↓

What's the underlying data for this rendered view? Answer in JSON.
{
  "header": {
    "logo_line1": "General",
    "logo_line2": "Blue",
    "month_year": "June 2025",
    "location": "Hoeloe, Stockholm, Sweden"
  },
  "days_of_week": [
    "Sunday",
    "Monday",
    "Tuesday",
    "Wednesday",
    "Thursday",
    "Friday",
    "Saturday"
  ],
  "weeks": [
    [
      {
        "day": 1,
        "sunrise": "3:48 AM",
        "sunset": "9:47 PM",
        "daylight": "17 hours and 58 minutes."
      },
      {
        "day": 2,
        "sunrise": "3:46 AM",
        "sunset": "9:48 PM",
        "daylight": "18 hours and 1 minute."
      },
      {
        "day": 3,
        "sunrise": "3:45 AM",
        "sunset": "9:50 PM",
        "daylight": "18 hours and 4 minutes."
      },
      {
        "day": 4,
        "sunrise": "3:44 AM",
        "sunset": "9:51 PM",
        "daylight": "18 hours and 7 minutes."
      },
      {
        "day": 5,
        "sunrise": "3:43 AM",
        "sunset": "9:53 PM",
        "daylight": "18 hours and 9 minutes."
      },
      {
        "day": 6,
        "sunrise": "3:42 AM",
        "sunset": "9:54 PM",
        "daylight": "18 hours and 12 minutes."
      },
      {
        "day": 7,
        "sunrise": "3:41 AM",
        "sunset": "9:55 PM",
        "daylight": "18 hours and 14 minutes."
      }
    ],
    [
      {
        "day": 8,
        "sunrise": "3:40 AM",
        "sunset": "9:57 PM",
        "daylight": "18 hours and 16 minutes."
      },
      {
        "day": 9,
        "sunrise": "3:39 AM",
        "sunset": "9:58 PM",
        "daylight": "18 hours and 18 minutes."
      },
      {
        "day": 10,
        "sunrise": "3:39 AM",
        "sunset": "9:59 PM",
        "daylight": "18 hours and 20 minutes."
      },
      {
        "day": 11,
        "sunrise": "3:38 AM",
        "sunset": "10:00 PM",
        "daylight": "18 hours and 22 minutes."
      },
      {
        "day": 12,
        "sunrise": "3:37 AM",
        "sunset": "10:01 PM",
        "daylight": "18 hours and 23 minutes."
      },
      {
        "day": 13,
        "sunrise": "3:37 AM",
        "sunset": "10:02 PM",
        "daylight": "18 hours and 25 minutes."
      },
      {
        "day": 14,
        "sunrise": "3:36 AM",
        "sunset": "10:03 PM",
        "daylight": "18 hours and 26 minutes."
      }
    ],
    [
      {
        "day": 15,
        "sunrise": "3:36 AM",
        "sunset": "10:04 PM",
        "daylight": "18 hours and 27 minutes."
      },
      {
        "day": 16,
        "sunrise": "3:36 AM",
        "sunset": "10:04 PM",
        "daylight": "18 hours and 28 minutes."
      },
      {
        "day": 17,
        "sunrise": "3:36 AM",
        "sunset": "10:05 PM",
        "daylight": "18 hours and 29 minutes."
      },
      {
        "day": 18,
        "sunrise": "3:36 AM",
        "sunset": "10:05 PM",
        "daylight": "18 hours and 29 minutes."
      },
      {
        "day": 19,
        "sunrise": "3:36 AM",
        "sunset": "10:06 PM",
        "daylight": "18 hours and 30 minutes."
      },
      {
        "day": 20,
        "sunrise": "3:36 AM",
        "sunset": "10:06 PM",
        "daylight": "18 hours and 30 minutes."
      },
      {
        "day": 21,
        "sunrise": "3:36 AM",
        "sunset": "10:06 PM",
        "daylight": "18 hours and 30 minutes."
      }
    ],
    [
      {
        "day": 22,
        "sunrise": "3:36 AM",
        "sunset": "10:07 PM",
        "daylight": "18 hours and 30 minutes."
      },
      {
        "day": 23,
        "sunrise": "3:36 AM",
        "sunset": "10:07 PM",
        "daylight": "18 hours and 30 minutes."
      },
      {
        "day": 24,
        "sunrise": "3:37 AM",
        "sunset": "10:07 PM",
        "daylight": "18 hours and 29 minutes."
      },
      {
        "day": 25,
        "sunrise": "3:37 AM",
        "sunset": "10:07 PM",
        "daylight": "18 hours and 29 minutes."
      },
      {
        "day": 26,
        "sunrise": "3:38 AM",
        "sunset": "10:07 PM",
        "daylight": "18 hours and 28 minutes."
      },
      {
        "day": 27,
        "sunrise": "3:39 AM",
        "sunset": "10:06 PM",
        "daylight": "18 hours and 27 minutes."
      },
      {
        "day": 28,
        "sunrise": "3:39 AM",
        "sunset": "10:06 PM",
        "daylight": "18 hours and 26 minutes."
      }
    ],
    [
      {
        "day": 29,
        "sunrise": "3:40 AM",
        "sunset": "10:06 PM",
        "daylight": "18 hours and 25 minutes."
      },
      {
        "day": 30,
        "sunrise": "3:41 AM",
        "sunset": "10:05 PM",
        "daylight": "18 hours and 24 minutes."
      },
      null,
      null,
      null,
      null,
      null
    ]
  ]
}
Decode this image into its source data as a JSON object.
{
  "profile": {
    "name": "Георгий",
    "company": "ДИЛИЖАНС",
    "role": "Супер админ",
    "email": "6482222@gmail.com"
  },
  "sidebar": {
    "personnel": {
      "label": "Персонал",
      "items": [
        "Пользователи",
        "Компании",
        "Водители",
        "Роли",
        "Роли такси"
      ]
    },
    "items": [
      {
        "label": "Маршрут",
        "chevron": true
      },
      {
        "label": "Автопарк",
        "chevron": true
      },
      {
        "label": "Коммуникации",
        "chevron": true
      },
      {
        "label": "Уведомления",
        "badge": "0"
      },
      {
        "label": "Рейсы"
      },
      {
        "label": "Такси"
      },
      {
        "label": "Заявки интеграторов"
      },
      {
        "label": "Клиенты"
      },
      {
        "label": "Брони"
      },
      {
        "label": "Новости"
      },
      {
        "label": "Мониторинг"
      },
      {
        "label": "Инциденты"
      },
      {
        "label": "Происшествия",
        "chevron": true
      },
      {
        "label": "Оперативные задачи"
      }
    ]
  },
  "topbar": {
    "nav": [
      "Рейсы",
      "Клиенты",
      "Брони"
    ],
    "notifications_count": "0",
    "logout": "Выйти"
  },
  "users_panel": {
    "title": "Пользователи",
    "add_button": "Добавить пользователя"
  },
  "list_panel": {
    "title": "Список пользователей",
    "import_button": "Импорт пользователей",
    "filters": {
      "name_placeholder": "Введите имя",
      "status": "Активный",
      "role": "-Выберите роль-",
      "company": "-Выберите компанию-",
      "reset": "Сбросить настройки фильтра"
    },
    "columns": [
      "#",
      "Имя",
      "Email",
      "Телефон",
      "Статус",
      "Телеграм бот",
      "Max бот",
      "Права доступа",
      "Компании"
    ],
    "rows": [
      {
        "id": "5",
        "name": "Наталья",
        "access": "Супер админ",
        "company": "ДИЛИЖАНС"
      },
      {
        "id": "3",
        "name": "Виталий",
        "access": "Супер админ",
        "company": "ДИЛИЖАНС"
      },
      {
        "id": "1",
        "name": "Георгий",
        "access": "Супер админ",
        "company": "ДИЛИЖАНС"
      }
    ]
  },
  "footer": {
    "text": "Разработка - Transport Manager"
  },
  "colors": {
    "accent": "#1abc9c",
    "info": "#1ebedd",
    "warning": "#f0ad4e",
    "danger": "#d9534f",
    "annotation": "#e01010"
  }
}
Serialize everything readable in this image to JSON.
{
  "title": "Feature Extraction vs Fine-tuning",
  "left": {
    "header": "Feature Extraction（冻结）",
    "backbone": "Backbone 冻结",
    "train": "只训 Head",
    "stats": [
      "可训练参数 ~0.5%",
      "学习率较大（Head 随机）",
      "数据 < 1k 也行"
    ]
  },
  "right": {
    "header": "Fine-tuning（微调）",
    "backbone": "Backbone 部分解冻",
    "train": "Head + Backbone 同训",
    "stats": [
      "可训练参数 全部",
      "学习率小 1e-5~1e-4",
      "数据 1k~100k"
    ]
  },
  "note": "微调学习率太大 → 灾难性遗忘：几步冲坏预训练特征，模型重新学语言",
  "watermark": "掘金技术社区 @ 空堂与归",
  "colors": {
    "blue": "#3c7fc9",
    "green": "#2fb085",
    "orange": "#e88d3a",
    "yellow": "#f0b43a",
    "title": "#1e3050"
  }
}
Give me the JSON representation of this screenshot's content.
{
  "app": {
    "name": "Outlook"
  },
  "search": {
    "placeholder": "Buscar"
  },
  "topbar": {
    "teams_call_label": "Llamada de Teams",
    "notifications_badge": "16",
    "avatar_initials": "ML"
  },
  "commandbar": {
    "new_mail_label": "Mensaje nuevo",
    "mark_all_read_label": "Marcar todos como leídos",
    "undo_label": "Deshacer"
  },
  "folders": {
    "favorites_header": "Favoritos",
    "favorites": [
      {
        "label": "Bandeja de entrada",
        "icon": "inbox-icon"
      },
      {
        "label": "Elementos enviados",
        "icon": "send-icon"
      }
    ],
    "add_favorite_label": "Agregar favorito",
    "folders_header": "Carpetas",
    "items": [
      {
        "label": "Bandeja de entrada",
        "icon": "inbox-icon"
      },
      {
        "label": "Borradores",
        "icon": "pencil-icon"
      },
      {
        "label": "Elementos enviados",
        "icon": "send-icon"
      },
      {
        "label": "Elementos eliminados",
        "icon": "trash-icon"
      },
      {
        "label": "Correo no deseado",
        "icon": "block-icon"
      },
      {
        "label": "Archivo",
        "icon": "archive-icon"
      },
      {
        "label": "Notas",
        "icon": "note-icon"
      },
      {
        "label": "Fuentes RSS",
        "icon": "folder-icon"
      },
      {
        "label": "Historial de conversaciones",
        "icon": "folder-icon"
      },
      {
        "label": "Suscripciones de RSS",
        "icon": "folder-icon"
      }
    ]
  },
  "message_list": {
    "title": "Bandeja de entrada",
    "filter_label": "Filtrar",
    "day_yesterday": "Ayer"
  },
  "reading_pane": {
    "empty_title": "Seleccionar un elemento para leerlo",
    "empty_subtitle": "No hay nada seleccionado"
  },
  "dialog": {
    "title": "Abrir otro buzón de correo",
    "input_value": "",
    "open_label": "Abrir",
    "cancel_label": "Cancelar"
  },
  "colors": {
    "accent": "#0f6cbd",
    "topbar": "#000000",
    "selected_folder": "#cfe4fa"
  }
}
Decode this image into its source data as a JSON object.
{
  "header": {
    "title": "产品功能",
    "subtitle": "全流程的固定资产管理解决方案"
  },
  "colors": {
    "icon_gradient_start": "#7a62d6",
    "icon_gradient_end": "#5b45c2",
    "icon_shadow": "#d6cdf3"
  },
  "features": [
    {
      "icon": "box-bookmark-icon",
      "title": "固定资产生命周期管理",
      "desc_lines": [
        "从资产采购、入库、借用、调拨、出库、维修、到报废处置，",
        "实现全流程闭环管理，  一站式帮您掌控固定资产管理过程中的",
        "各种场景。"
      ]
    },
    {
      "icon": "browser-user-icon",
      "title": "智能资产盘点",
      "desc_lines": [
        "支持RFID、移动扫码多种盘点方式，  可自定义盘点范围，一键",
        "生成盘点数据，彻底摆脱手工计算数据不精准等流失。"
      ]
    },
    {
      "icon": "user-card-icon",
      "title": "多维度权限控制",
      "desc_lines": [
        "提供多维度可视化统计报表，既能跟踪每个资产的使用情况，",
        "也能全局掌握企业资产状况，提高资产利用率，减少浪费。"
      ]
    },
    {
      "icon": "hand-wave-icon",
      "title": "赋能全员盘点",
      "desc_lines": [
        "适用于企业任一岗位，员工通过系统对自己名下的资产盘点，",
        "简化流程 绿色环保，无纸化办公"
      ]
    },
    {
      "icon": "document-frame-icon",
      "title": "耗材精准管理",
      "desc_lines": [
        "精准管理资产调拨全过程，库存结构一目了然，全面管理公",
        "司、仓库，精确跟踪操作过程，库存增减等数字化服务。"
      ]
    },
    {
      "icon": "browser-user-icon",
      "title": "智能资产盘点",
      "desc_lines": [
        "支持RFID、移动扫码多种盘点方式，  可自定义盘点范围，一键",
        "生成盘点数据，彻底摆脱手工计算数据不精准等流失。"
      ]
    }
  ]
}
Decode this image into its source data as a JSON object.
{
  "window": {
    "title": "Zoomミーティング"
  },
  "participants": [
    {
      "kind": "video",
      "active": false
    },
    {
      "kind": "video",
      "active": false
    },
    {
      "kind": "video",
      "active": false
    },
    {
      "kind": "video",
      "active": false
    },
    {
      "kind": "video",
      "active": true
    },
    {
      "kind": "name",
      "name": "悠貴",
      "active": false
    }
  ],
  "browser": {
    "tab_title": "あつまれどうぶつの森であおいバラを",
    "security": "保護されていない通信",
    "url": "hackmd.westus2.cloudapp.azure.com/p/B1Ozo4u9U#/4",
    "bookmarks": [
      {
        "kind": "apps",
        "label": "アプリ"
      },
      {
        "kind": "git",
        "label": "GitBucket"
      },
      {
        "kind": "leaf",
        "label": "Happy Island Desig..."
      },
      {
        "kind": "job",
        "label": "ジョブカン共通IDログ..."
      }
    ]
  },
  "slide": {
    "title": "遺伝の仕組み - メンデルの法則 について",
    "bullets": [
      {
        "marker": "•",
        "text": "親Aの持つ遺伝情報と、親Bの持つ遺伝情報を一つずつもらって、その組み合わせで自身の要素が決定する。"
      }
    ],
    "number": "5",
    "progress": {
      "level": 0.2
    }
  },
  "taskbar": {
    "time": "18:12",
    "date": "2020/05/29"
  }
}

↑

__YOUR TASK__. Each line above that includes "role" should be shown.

__EXERCISE SOLUTION__.
    "role": "Супер админ",
      "role": "-Выберите роль-",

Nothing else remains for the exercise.